------ Data section ------
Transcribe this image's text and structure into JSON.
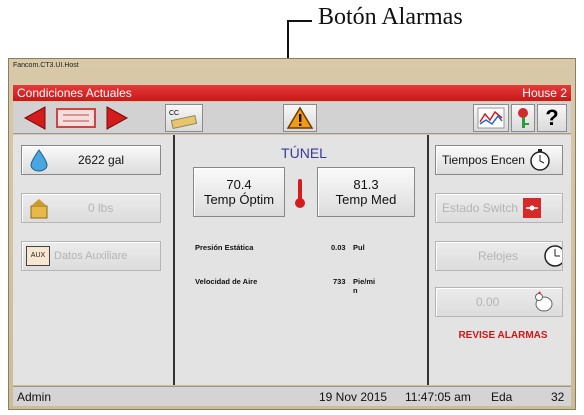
{
  "annotation": {
    "label": "Botón Alarmas"
  },
  "window": {
    "title": "Fancom.CT3.UI.Host"
  },
  "header": {
    "title": "Condiciones Actuales",
    "house": "House 2"
  },
  "toolbar": {
    "icons": [
      "arrow-left-icon",
      "house-map-icon",
      "arrow-right-icon",
      "cc-valve-icon",
      "alarm-warning-icon",
      "graph-icon",
      "key-icon",
      "help-icon"
    ],
    "help_label": "?",
    "cc_label": "CC"
  },
  "left_panel": {
    "water": "2622 gal",
    "feed": "0 lbs",
    "aux_tag": "AUX",
    "aux": "Datos Auxiliare"
  },
  "center_panel": {
    "mode": "TÚNEL",
    "temp_optim_value": "70.4",
    "temp_optim_label": "Temp Óptim",
    "temp_med_value": "81.3",
    "temp_med_label": "Temp Med",
    "rows": [
      {
        "label": "Presión Estática",
        "value": "0.03",
        "unit": "Pul"
      },
      {
        "label": "Velocidad de Aire",
        "value": "733",
        "unit": "Pie/mi",
        "unit_wrap": "n"
      }
    ]
  },
  "right_panel": {
    "tiempos": "Tiempos Encen",
    "estado": "Estado Switch",
    "relojes": "Relojes",
    "birds": "0.00",
    "warning": "REVISE ALARMAS"
  },
  "status": {
    "user": "Admin",
    "date": "19 Nov 2015",
    "time": "11:47:05 am",
    "age_label": "Eda",
    "age": "32"
  },
  "colors": {
    "accent": "#d41c1c",
    "tunel": "#3a3a9a",
    "warning": "#d01818"
  }
}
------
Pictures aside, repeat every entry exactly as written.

[Result for this exercise]
Transcribe this image's text and structure into JSON.
{
  "annotation": {
    "label": "Botón Alarmas"
  },
  "window": {
    "title": "Fancom.CT3.UI.Host"
  },
  "header": {
    "title": "Condiciones Actuales",
    "house": "House 2"
  },
  "toolbar": {
    "icons": [
      "arrow-left-icon",
      "house-map-icon",
      "arrow-right-icon",
      "cc-valve-icon",
      "alarm-warning-icon",
      "graph-icon",
      "key-icon",
      "help-icon"
    ],
    "help_label": "?",
    "cc_label": "CC"
  },
  "left_panel": {
    "water": "2622 gal",
    "feed": "0 lbs",
    "aux_tag": "AUX",
    "aux": "Datos Auxiliare"
  },
  "center_panel": {
    "mode": "TÚNEL",
    "temp_optim_value": "70.4",
    "temp_optim_label": "Temp Óptim",
    "temp_med_value": "81.3",
    "temp_med_label": "Temp Med",
    "rows": [
      {
        "label": "Presión Estática",
        "value": "0.03",
        "unit": "Pul"
      },
      {
        "label": "Velocidad de Aire",
        "value": "733",
        "unit": "Pie/mi",
        "unit_wrap": "n"
      }
    ]
  },
  "right_panel": {
    "tiempos": "Tiempos Encen",
    "estado": "Estado Switch",
    "relojes": "Relojes",
    "birds": "0.00",
    "warning": "REVISE ALARMAS"
  },
  "status": {
    "user": "Admin",
    "date": "19 Nov 2015",
    "time": "11:47:05 am",
    "age_label": "Eda",
    "age": "32"
  },
  "colors": {
    "accent": "#d41c1c",
    "tunel": "#3a3a9a",
    "warning": "#d01818"
  }
}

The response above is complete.